Much of Conditional Citizens is an attempt to examine and understand why the United States, with its stated ideal of equality for all, is a country where all do not possess equal citizenship and where their equality is incomplete based on a number of conditions that are alleged to separate groups of people from one another.
Her analysis is done against the backdrop of American history. In particular she focuses on recent history, approximately the two decades since Lalami herself became a United States citizen in 2000. The events occurring from the September 11 attacks to Donald Trump’s presidency place the conditional elements of citizenship into relief and can, to a degree, be seen as a regression in the arc of America’s development as an equal society. But seen from another perspective, these events simply highlight certain elements of American society that have always been dysfunctional.
Given her position as a naturalized, rather than native-born, citizen and her status as a woman of Arab descent and Muslim background, Lalami is in a position to understand the elements of discrimination better than most Americans are. Some readers might assert that the problems she alludes to in the United States exist in a worse form in other countries, including her native Morocco. But if this is leveled as a criticism, it is not a compelling one. First, Lalami is not attempting to defend other countries, including the country of her birth. She acknowledges the historical problems that have existed there and that still persist. But Morocco is not the subject of her book—the United States is. And because the United States is a country that was explicitly founded upon an ideal of equality and democracy, the lack of fulfillment of those ideals is a valid subject for examination and criticism. If Lalami is critical of the United States, it is because she cares about her country and wishes its flaws to be corrected. Throughout the book, one senses her devotion to her adopted country. Indeed, if one truly loves America, one should wish to make America good, not blindly accept it as it is. Her analysis is in many ways a refutation of the old attitude that one should embrace one’s country precisely as it is.
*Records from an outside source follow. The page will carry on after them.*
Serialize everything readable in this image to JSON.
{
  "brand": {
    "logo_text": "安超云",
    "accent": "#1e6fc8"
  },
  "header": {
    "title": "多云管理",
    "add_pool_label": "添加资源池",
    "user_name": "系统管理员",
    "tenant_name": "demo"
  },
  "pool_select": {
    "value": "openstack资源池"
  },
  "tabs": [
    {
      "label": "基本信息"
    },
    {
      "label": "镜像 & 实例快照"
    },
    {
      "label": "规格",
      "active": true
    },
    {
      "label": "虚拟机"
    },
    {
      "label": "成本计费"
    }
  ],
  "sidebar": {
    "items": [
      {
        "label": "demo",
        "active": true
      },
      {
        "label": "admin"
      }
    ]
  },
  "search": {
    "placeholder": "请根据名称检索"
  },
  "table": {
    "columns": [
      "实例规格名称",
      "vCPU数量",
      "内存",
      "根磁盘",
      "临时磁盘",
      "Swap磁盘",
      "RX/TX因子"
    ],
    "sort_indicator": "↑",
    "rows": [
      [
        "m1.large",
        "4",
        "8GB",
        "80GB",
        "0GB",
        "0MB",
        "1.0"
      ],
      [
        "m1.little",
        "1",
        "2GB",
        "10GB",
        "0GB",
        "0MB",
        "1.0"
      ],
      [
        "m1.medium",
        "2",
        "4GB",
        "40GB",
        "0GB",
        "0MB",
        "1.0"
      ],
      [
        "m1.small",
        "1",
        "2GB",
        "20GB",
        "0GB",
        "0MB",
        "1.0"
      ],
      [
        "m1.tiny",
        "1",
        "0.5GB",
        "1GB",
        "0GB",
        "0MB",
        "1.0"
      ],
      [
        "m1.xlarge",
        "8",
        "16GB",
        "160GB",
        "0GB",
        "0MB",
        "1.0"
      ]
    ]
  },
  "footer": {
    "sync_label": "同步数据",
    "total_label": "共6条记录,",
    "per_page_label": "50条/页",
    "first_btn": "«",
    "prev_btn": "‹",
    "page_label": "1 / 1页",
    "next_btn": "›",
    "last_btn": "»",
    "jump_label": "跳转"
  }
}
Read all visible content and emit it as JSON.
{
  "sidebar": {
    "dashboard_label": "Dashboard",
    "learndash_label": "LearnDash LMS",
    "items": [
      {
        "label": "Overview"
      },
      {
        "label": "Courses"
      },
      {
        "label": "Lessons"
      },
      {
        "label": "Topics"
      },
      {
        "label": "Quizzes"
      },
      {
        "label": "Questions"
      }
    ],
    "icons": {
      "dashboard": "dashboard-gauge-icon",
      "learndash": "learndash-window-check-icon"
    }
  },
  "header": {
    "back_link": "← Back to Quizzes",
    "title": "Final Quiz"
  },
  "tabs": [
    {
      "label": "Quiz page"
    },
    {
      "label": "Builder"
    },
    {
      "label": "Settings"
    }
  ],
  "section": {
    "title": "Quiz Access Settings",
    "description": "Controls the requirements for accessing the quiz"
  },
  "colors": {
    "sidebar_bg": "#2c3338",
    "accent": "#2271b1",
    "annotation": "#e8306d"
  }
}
One thread that ties together the themes of Conditional Citizens is the fact of individuals being seen in terms of a group identity. Such group identities can confirm fears the majority has of those who are different, or they can be used as leverage by which one group intends to assert dominance over another. Especially in the wake of September 11 and during the wars in Afghanistan and Iraq, Lalami has found that Americans identify Muslims in general with terrorism. For example, at a book reading, people questioned her about ISIS, even though neither she nor her book have anything to do with that subject.
A corollary of such stereotyping is an insensitivity that seems rooted in a belief that people who are different don’t have the same feelings as others. A customs agent asks Lalami’s husband, jokingly, “How many camels did you have to trade in for her?” The incident exemplifies a Western stereotypical idea about people of Arab descent, as well as a total lack of awareness that the remark is offensive and callous.
The fact that underpins these incidents and attitudes, unfortunately, is that many Americans still seem to cling to the notion, at least subconsciously, that the United States is a country for white, Christian people in which men are to hold the real power. Others are granted a marginalized or conditional...
(This entire section contains 919 words.)
status in the social framework. To examine these notions, Lalami pays special attention to the election of Donald Trump in 2016 and the significance of Trump’s success. Though discriminatory and bigoted attitudes have always been prevalent in American culture, Trump has expressed them far more openly and crudely than politicians typically have, as Lalami notes. He and his administration have had the explicit intention of keeping people such as Mexicans and Muslims out of the country, using the pretext that such people are inherently bad and given to criminality. But the real reason, she asserts, is that nonwhites and non-Christians, in the thinking of Trump and his followers, do not really belong in America.
Perhaps the most striking part of Lalami’s book involves her examination of the concept of race itself. As a person of Arab descent, when Lalami fills out forms that ask one to identify one’s race, she is in a somewhat anomalous position. Arabs are officially considered white. But the reasons for this have more to do with historical and religious factors—namely that most of the earlier Arab immigrants to the United States were Christian rather than Muslim—than with skin color. Given the continuum of gradations of color in humanity—the unbroken spectrum of skin tones that exists—the whole concept of race is a provisional construct developed for the purpose of empowering one set of people over others. In some ways, the fiction of race is analogous to the false notions still believed in by much of American society regarding religion, gender, and poverty: Christianity has been considered superior to other religions, men have been considered superior to women, and poor people are considered inferior to the wealthy. Lalami’s book is a powerful indictment of these falsehoods and a profound examination of what is needed to change the situation and transform America into a truly equal society.